Our multicentre orthopaedic study group is conducting this study to compare two standard, but different treatments for periprosthetic distal femur fractures. One treatment consists of open surgery and the placement of a plate and screws along the side of the femur. The other consists of implanting an intramedullary nail in the femur.
The goal of this study is to directly compare the two treatments to see if one treatment results in better patient outcomes than the other.
|Condition or disease||Intervention/treatment||Phase|
|Periprosthetic Fractures Distal Femur Fractures||Procedure: Locked Compression Plating Procedure: Retrograde Intramedullary Nailing (RIMN)||Not Applicable|
|Study Type :||Interventional (Clinical Trial)|
|Estimated Enrollment :||94 participants|
|Intervention Model:||Parallel Assignment|
|Masking:||Single (Outcomes Assessor)|
|Official Title:||Treatment of Periprosthetic Distal Femur Fractures: A Randomized Controlled Trial of Locking Plate Osteosynthesis Versus Retrograde Nailing|
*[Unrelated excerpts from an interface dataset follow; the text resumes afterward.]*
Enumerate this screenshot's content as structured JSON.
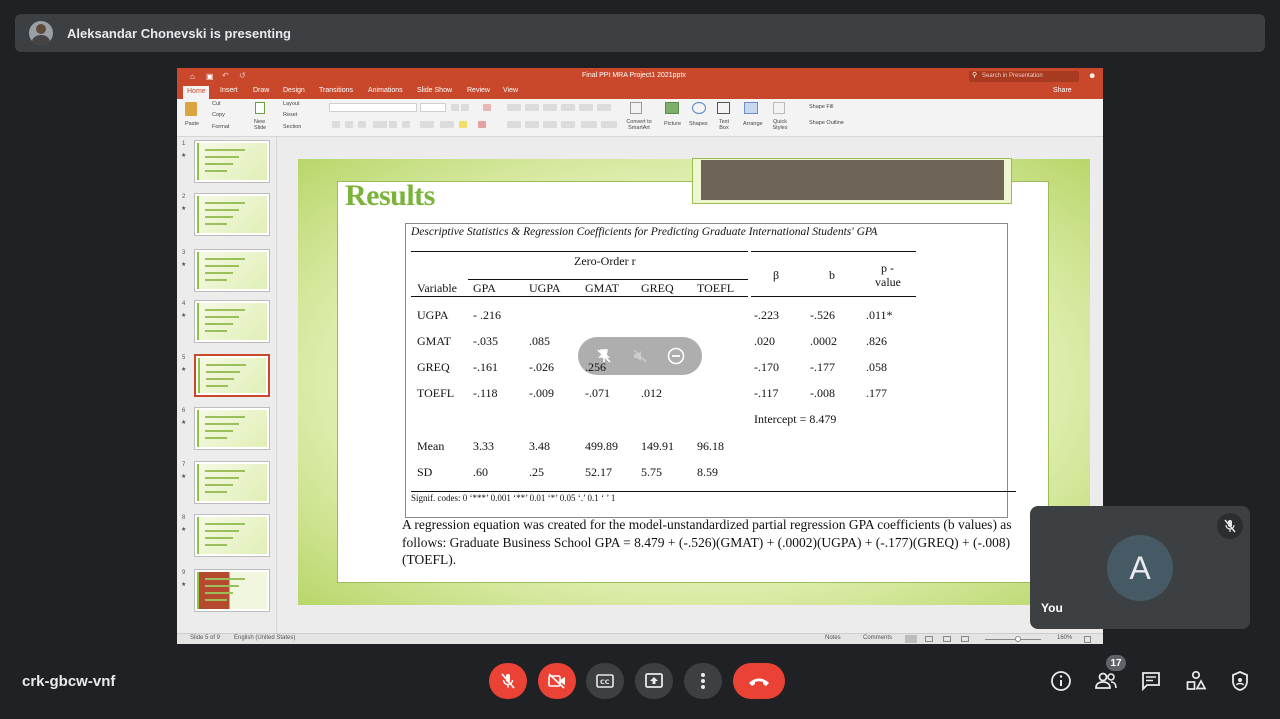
{
  "presenter": {
    "text": "Aleksandar Chonevski is presenting"
  },
  "ppt": {
    "filename": "Final PPt MRA Project1 2021pptx",
    "search_placeholder": "Search in Presentation",
    "share_label": "Share",
    "tabs": [
      "Home",
      "Insert",
      "Draw",
      "Design",
      "Transitions",
      "Animations",
      "Slide Show",
      "Review",
      "View"
    ],
    "ribbon": {
      "paste": "Paste",
      "cut": "Cut",
      "copy": "Copy",
      "format": "Format",
      "new_slide": "New Slide",
      "layout": "Layout",
      "reset": "Reset",
      "section": "Section",
      "convert_smartart": "Convert to SmartArt",
      "picture": "Picture",
      "shapes": "Shapes",
      "text_box": "Text Box",
      "arrange": "Arrange",
      "quick_styles": "Quick Styles",
      "shape_fill": "Shape Fill",
      "shape_outline": "Shape Outline"
    },
    "thumbnails": [
      "1",
      "2",
      "3",
      "4",
      "5",
      "6",
      "7",
      "8",
      "9"
    ],
    "status": {
      "slide_of": "Slide 5 of 9",
      "language": "English (United States)",
      "notes": "Notes",
      "comments": "Comments",
      "zoom": "160%"
    }
  },
  "slide": {
    "title": "Results",
    "table": {
      "caption": "Descriptive Statistics & Regression Coefficients for Predicting Graduate International Students' GPA",
      "group_header": "Zero-Order r",
      "headers": [
        "Variable",
        "GPA",
        "UGPA",
        "GMAT",
        "GREQ",
        "TOEFL"
      ],
      "beta_header": "β",
      "b_header": "b",
      "p_header_1": "p -",
      "p_header_2": "value",
      "rows": [
        {
          "var": "UGPA",
          "gpa": "- .216",
          "ugpa": "",
          "gmat": "",
          "greq": "",
          "toefl": "",
          "beta": "-.223",
          "b": "-.526",
          "p": ".011*"
        },
        {
          "var": "GMAT",
          "gpa": "-.035",
          "ugpa": ".085",
          "gmat": "",
          "greq": "",
          "toefl": "",
          "beta": ".020",
          "b": ".0002",
          "p": ".826"
        },
        {
          "var": "GREQ",
          "gpa": "-.161",
          "ugpa": "-.026",
          "gmat": ".256",
          "greq": "",
          "toefl": "",
          "beta": "-.170",
          "b": "-.177",
          "p": ".058"
        },
        {
          "var": "TOEFL",
          "gpa": "-.118",
          "ugpa": "-.009",
          "gmat": "-.071",
          "greq": ".012",
          "toefl": "",
          "beta": "-.117",
          "b": "-.008",
          "p": ".177"
        }
      ],
      "intercept": "Intercept = 8.479",
      "mean": {
        "var": "Mean",
        "gpa": "3.33",
        "ugpa": "3.48",
        "gmat": "499.89",
        "greq": "149.91",
        "toefl": "96.18"
      },
      "sd": {
        "var": "SD",
        "gpa": ".60",
        "ugpa": ".25",
        "gmat": "52.17",
        "greq": "5.75",
        "toefl": "8.59"
      },
      "signif": "Signif. codes:  0 ‘***’ 0.001 ‘**’ 0.01 ‘*’ 0.05 ‘.’ 0.1 ‘ ’ 1"
    },
    "paragraph": "A regression equation was created for the model-unstandardized partial regression GPA coefficients (b values) as follows: Graduate Business School GPA = 8.479 + (-.526)(GMAT) + (.0002)(UGPA) + (-.177)(GREQ) + (-.008)(TOEFL)."
  },
  "self_tile": {
    "avatar_letter": "A",
    "label": "You"
  },
  "meeting": {
    "code": "crk-gbcw-vnf",
    "participant_count": "17"
  },
  "icons": [
    "mic-off-icon",
    "camera-off-icon",
    "captions-icon",
    "present-icon",
    "more-icon",
    "end-call-icon",
    "info-icon",
    "people-icon",
    "chat-icon",
    "activities-icon",
    "host-controls-icon"
  ],
  "colors": {
    "end_call": "#ea4335",
    "ppt_brand": "#c9482b",
    "slide_accent": "#7bb33a"
  }
}
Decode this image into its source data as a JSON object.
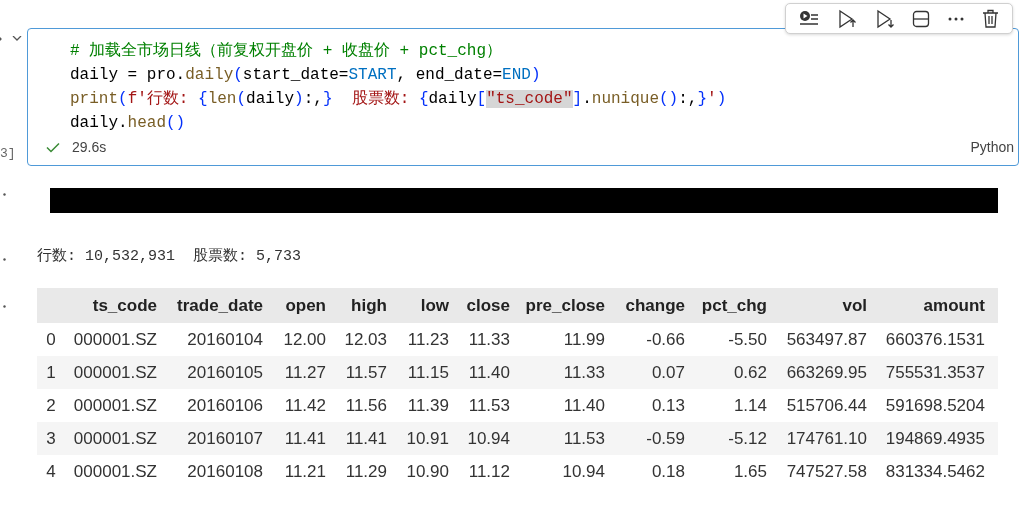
{
  "cell": {
    "execution_count": "3]",
    "code_lines": [
      [
        {
          "kind": "comment",
          "text": "# 加载全市场日线（前复权开盘价 + 收盘价 + pct_chg）"
        }
      ],
      [
        {
          "kind": "text",
          "text": "daily = pro."
        },
        {
          "kind": "func",
          "text": "daily"
        },
        {
          "kind": "bracket",
          "text": "("
        },
        {
          "kind": "text",
          "text": "start_date="
        },
        {
          "kind": "const",
          "text": "START"
        },
        {
          "kind": "text",
          "text": ", end_date="
        },
        {
          "kind": "const",
          "text": "END"
        },
        {
          "kind": "bracket",
          "text": ")"
        }
      ],
      [
        {
          "kind": "func",
          "text": "print"
        },
        {
          "kind": "bracket",
          "text": "("
        },
        {
          "kind": "str",
          "text": "f'行数: "
        },
        {
          "kind": "bracket2",
          "text": "{"
        },
        {
          "kind": "func",
          "text": "len"
        },
        {
          "kind": "bracket",
          "text": "("
        },
        {
          "kind": "text",
          "text": "daily"
        },
        {
          "kind": "bracket",
          "text": ")"
        },
        {
          "kind": "text",
          "text": ":,"
        },
        {
          "kind": "bracket2",
          "text": "}"
        },
        {
          "kind": "str",
          "text": "  股票数: "
        },
        {
          "kind": "bracket2",
          "text": "{"
        },
        {
          "kind": "text",
          "text": "daily"
        },
        {
          "kind": "bracket",
          "text": "["
        },
        {
          "kind": "str_hl",
          "text": "\"ts_code\""
        },
        {
          "kind": "bracket",
          "text": "]"
        },
        {
          "kind": "text",
          "text": "."
        },
        {
          "kind": "func",
          "text": "nunique"
        },
        {
          "kind": "bracket",
          "text": "()"
        },
        {
          "kind": "text",
          "text": ":,"
        },
        {
          "kind": "bracket2",
          "text": "}"
        },
        {
          "kind": "str",
          "text": "'"
        },
        {
          "kind": "bracket2",
          "text": ")"
        }
      ],
      [
        {
          "kind": "text",
          "text": "daily."
        },
        {
          "kind": "func",
          "text": "head"
        },
        {
          "kind": "bracket",
          "text": "()"
        }
      ]
    ],
    "status": {
      "succeeded": true,
      "duration": "29.6s",
      "language": "Python"
    }
  },
  "output": {
    "stdout": "行数: 10,532,931  股票数: 5,733",
    "table": {
      "columns": [
        "",
        "ts_code",
        "trade_date",
        "open",
        "high",
        "low",
        "close",
        "pre_close",
        "change",
        "pct_chg",
        "vol",
        "amount"
      ],
      "rows": [
        [
          "0",
          "000001.SZ",
          "20160104",
          "12.00",
          "12.03",
          "11.23",
          "11.33",
          "11.99",
          "-0.66",
          "-5.50",
          "563497.87",
          "660376.1531"
        ],
        [
          "1",
          "000001.SZ",
          "20160105",
          "11.27",
          "11.57",
          "11.15",
          "11.40",
          "11.33",
          "0.07",
          "0.62",
          "663269.95",
          "755531.3537"
        ],
        [
          "2",
          "000001.SZ",
          "20160106",
          "11.42",
          "11.56",
          "11.39",
          "11.53",
          "11.40",
          "0.13",
          "1.14",
          "515706.44",
          "591698.5204"
        ],
        [
          "3",
          "000001.SZ",
          "20160107",
          "11.41",
          "11.41",
          "10.91",
          "10.94",
          "11.53",
          "-0.59",
          "-5.12",
          "174761.10",
          "194869.4935"
        ],
        [
          "4",
          "000001.SZ",
          "20160108",
          "11.21",
          "11.29",
          "10.90",
          "11.12",
          "10.94",
          "0.18",
          "1.65",
          "747527.58",
          "831334.5462"
        ]
      ]
    }
  }
}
|Study Start Date :||May 2014|
|Estimated Primary Completion Date :||January 2022|
|Estimated Study Completion Date :||January 2022|
Experimental: Locked Compression Plating
A direct lateral approach to the distal femur will be employed utilizing minimally invasive and indirect reduction techniques. After fracture reduction is achieved with the use of intra-operative fluoroscopy, a locking plate will be provisionally implanted. Following confirmation of placement, definitive fixation will follow with multiple locking screws in the distal fragment and bicortical screw fixation proximally. A standard layered closure will follow
Procedure: Locked Compression Plating
Experimental: Retrograde Intramedullary Nailing (RIMN)
The previous midline knee incision will be employed to access to the knee joint, allowing exposure of the femoral start point via the open box in the femoral component. Following reaming of the canal, an appropriately sized retrograde nail will be inserted. Intra-operative fluoroscopy will be used to confirm reduction. Both proximal and distal locking screws will be used to transfix the nail. A standard layered closure will follow.
Procedure: Retrograde Intramedullary Nailing (RIMN)
- Timed Up and Go (TUG) test [ Time Frame: 3 months ]The TUG is a very simple timed test that was introduced in 1991 to measure mobility in the elderly. It involves documenting the time, in seconds, taken for subjects to rise from a standard arm chair, walk to a line on the floor 3 meters away, turn, return, and sit down again
- Rates of re-operation [ Time Frame: 12 months ]
- Rates of malunion [ Time Frame: 12 months ]
To learn more about this study, you or your doctor may contact the study research staff using the contact information provided by the sponsor.
Please refer to this study by its ClinicalTrials.gov identifier (NCT number): NCT01973712
|Contact: Milena Vicente, RN, CCRP||416-864-6060 ext email@example.com|
|St. Michael's Hospital, Department of Orthopaedic Surgery||Recruiting|
|Toronto, Ontario, Canada, M5C 1R6|
|Contact: Milena Vicente, RN, CCRP 416-864-6060 ext 2608 firstname.lastname@example.org|
|Sub-Investigator: Emil Schemitsch, MD, FRCAC|
|Principal Investigator: Aaron Nauth, MD, FRCSC|
|Sub-Investigator: Michael McKee, MD, FRCSC|
|Principal Investigator:||Aaron Nauth, MD, FRCSC||St. Michael's Hospital, Toronto|
|Principal Investigator:||Emil Schemitsch, MD, FRCSC||St. Michael's Hospital, Toronto|